Lászlo Hortobágyi (1950, Budapest, Hungary) – musician, artist, researcher. He has taken courses in Music Theory, Philosophy and Indological Studies. Since 1967 he has arranged and made several trips to North-India in order to undertake deeper philological studies, to visit various public and private libraries and to work in the archives. Hortobágyi’s stays in India were not only devoted to research and creative activities (he practiced playing traditional instruments – rudra-vina, sitar, surbahar, tabla and others, did some musical and every-day-life household recordings), but he intensively worked at his personal development.
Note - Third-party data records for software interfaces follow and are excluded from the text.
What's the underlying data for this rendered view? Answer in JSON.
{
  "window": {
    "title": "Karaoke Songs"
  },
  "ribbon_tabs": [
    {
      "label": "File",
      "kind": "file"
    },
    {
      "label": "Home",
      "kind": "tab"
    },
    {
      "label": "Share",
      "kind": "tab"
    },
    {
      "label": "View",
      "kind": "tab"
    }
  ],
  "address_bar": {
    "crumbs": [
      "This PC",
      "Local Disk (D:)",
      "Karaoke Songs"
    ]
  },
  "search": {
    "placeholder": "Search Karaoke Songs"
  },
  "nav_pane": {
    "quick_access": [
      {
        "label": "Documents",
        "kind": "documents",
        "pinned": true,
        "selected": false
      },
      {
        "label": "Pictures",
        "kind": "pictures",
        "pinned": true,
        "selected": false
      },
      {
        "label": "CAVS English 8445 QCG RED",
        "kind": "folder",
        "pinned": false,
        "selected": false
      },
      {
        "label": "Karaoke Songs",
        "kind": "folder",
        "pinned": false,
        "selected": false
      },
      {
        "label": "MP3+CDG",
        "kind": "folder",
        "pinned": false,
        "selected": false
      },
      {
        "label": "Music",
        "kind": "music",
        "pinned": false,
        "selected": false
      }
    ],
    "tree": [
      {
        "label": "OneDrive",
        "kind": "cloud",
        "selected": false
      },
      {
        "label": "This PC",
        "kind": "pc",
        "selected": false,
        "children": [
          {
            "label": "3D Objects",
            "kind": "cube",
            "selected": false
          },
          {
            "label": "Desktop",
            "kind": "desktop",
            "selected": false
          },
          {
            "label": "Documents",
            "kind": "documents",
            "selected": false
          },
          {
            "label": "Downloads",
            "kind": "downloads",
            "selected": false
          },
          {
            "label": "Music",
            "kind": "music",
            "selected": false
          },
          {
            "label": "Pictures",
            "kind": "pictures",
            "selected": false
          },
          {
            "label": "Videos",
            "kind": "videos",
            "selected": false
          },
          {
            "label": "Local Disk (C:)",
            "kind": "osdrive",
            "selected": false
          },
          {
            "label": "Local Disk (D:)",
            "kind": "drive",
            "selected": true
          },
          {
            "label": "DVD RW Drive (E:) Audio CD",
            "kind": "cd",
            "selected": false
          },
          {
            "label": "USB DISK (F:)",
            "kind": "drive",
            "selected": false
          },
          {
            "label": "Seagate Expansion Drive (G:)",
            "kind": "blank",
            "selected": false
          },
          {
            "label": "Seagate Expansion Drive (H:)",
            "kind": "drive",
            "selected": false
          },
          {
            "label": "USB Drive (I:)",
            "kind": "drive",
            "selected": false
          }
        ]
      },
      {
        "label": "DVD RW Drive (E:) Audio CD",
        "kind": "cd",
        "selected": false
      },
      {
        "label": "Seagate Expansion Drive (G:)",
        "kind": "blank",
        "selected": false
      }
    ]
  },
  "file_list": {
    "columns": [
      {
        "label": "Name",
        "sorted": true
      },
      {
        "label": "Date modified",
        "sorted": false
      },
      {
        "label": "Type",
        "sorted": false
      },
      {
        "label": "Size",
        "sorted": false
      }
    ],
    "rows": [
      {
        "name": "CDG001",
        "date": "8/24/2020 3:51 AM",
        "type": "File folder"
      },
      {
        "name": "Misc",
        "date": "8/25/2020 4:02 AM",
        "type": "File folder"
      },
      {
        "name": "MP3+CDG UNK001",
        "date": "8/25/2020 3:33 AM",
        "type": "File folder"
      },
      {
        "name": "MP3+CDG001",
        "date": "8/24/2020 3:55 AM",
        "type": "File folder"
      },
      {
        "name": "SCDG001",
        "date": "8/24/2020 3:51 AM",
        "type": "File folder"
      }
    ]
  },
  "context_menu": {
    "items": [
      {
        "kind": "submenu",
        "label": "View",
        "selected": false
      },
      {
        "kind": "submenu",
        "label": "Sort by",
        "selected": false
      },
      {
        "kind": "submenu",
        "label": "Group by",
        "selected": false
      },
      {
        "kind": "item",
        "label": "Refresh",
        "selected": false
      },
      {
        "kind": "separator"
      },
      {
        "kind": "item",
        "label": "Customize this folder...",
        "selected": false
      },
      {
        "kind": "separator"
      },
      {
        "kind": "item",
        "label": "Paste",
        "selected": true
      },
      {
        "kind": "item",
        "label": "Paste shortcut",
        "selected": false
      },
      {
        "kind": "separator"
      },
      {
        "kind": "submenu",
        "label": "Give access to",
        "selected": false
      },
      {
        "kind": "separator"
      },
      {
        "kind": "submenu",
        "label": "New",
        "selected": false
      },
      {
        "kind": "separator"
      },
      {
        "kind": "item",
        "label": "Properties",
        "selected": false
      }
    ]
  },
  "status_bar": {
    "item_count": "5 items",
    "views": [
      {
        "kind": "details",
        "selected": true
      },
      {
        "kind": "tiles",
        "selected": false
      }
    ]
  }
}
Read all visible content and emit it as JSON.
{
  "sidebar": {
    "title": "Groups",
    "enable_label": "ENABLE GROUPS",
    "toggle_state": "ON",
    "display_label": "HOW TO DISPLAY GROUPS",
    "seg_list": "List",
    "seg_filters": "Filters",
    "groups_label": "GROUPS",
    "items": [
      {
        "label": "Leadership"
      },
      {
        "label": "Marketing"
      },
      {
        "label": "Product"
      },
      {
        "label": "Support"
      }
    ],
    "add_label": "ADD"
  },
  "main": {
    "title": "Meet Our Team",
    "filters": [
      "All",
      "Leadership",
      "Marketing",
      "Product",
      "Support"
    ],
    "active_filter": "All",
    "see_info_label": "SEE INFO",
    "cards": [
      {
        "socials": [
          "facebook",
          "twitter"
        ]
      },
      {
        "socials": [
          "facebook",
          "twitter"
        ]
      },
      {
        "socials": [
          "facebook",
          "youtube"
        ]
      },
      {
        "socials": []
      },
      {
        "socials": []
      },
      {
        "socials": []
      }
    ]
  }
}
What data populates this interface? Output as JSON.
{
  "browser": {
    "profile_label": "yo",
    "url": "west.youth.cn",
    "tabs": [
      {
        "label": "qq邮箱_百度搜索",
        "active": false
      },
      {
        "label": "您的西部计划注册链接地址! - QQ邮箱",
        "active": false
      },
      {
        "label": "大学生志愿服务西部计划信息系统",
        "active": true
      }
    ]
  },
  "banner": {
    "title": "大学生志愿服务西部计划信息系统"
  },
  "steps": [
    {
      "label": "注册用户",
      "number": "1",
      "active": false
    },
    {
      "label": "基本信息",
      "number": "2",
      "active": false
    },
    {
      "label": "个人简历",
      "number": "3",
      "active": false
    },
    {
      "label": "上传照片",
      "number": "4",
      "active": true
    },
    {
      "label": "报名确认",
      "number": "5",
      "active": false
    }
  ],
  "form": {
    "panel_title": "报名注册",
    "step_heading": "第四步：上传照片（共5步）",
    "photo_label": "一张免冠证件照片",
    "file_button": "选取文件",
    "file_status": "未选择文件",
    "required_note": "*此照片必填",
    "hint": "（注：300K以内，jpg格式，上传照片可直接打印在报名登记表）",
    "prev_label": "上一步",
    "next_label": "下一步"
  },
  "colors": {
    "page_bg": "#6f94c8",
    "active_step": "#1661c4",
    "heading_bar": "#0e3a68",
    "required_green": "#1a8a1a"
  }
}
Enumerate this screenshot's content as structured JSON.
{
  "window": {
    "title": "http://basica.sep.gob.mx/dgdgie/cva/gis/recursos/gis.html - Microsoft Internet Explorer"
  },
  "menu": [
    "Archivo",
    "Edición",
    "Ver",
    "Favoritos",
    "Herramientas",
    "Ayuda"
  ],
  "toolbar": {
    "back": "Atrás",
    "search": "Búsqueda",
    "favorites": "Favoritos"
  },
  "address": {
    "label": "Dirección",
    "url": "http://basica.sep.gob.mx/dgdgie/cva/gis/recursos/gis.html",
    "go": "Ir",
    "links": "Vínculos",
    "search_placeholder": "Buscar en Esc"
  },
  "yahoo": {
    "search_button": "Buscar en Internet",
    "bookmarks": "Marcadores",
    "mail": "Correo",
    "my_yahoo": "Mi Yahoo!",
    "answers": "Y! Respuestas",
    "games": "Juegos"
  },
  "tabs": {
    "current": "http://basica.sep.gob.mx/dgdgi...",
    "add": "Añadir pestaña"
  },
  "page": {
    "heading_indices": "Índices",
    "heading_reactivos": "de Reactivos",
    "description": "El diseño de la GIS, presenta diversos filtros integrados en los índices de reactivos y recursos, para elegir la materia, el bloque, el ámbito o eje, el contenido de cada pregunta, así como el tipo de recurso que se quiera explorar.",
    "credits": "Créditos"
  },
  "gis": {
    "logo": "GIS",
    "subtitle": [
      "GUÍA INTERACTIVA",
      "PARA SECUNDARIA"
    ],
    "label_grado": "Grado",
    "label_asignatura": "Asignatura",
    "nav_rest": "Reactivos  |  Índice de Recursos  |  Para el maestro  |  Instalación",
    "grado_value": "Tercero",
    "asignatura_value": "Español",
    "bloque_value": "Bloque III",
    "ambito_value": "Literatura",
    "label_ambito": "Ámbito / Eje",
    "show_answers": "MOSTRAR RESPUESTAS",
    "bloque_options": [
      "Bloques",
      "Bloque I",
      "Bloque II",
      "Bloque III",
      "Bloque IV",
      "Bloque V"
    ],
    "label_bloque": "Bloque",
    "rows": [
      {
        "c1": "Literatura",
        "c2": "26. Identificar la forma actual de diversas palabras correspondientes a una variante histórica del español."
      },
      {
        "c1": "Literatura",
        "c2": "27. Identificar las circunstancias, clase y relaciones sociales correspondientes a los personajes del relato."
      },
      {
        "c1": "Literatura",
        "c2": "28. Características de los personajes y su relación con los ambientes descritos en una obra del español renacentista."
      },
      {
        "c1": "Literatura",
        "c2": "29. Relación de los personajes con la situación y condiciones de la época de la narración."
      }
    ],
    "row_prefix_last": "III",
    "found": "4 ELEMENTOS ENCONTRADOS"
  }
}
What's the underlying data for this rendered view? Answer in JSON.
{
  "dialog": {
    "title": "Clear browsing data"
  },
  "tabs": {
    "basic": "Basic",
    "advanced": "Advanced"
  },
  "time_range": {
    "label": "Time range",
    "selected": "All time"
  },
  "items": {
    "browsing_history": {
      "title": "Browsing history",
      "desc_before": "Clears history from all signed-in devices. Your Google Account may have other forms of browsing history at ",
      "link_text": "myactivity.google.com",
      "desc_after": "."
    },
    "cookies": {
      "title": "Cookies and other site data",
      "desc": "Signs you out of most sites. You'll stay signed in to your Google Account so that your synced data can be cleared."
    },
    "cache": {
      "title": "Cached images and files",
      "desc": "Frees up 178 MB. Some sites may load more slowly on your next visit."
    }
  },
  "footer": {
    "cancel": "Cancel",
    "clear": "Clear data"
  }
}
In 1980 he established in Budapest a musical society “Gayan Uttejak Mandal,” that was named in honour of Hindu-Moslem community of musicians that existed in Budapest from 1884 till 1917 and was headed by V. N. Bhatkhande. The members of the society “Gayan Uttejak Mandal,” established by Hortobágyi, besides studying General Philosophy and History of the Oriental Music, pay a special attention to the theory and practice of traditional Hindu-Moslem music. The musicians’ communication and their creative development take place within theoretical colloquia and lectures, sessions on comparative musical analysis, workshops, and also individual work in the studio. Occasionally the society “Gayan Uttejak Mandal” arranges and conducts concerts and sessional performances of Hungarian and foreign musicians. In 1984 Hortobágyi founded the archives “The Oriental Music Archive,” which comprises of a large number of musical compositions and topical information, and which at present is the only and unique for the Central Europe. The archives exist alongside the musical studio “Gayan Uttejak Studio” and the “Gayan Uttejak Orchestra” (also established by Hortobágyi). Hortobágyi covers in his activities a wide sound-musical range, using along with authentic instruments all the possibilities of the modern computer processing. His productions, created both in accordance with the traditions of classical Indian music and also experimental-noise, were repeatedly released at various recording studios in the Netherlands, Germany, Greece, USA, France, England, Hungary. He is the author of more than twenty solo and collective CD-releases, including the following: Transreplica Meccano (HM, 1989), Traditional Music of Amygdala (Erdenklang, 1991), The Arcadian Collection (Erdenklang, 1994), Transglobal and Magic Sound of Lászlo Hortobágyi (W. Network Medien, 1996), Mémesis (Erdenklang, 1998), Chill Out (Tua-Nova Tekk, 1997), Songs from Hungisthán II (Arka Sound, 1999), Fata-organa (BMC, 2000) and many others. He has published a number of articles on the issues of comparative musical studies, including such as: “Music of Hindustan and Carnataka,” “Computer Music Systems,” “Virtual Mimesis of the Music,” “A Possible Bi-tonality System,” “The Polyphonic Shruti System” and so on. He has produced a series of paintings “cyberaga-mala” and mem-delineations. He is a member of the Advisory Council of the Research Project of computer music at the Institute of Musicology, Hungarian Academy of Sciences (Budapest). Lászlo Hortobágyi lives and works in Budapest (Hungary).